On Friday, I attended the IRC Ege Technology, Innovation and Venture Capital Days event. I must say, it was an eye opening experience. I have to give credit to the organizers: they worked hard to attract a relevant crowd to Izmir, which remains a secondary region in terms of tech innovation in Turkey.
Entrepreneurship HAS to be RESCUED from the triangle of VC, academia and government!!! I felt this to a point in NY, but in Turkey, partly due to the relative naivete of the entrepreneurial community, the grip is tighter. The concept of "entrepreneurship" is held hostage by the finance community (to a point including the advisor crowd of lawyers and accountants), academics and bureaucrats.
The primary point I'd like to make is that the conference was extremely BORING. Three or four panelists sit behind a table. A political moderator asks pre-determined questions. The audience is not really connected to what's discussed. The result is basically a waste of time.
To give an example, after a long debate on Venture Capital, one audience member, the founder of a 25-year old elevator company, stood up and asked, "So you've been yapping for two days now. But who's going to answer my question? I have a great company. Let's assume that everything in my company is by the book. How much money will you give me, at what length of time, and at what interest rate?" As absurd as the question was given the forum, it was so right on.
As could be expected, no one answered the poor chap. He should not have been there. Actually, the whole conference should have been programmed with him, and those like him, in mind.
I met a remarkable person at the conference, Yigal Erlich. He was one of the original partners at the Israeli national Venture Capital program, Yozma.
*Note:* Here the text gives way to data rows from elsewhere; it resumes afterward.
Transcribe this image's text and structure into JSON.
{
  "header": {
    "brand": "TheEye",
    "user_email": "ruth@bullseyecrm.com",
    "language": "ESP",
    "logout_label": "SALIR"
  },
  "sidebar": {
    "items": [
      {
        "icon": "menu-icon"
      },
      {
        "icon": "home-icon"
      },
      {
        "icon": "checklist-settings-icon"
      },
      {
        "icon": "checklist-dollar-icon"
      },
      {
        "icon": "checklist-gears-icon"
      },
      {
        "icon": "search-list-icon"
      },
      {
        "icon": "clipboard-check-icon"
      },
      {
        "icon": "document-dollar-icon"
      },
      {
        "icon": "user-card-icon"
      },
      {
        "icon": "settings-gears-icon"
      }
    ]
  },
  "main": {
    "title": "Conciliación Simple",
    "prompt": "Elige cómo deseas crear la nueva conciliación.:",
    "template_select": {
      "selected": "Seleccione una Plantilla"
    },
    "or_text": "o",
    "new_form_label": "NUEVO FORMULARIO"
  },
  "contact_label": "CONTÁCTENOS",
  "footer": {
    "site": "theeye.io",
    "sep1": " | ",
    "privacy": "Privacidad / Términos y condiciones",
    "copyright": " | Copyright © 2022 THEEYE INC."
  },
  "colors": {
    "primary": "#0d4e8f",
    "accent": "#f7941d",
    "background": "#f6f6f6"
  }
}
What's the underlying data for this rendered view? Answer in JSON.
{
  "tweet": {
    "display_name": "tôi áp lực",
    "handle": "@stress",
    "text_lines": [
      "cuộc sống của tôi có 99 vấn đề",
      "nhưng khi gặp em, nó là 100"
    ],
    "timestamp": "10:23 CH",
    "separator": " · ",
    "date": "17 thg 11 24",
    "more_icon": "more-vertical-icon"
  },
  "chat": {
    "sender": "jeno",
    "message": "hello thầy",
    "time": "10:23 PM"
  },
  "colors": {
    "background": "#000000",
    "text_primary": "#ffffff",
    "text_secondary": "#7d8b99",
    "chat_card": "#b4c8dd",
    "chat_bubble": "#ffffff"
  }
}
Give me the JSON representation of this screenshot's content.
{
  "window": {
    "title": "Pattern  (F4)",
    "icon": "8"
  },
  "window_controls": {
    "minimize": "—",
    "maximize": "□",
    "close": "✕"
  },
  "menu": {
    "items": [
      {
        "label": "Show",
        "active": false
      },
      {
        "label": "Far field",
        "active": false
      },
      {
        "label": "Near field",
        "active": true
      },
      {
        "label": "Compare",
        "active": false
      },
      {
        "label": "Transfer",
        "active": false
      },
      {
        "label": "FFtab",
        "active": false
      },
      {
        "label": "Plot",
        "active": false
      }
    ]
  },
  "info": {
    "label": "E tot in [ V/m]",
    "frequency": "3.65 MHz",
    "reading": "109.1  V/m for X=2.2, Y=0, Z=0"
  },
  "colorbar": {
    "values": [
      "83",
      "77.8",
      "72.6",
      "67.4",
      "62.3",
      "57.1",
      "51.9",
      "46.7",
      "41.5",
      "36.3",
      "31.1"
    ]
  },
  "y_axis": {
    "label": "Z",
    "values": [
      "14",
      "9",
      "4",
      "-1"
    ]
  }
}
The story of Yozma presents a very critical lesson for the Turkish government, if there is the intent to kick-start this field in Turkey.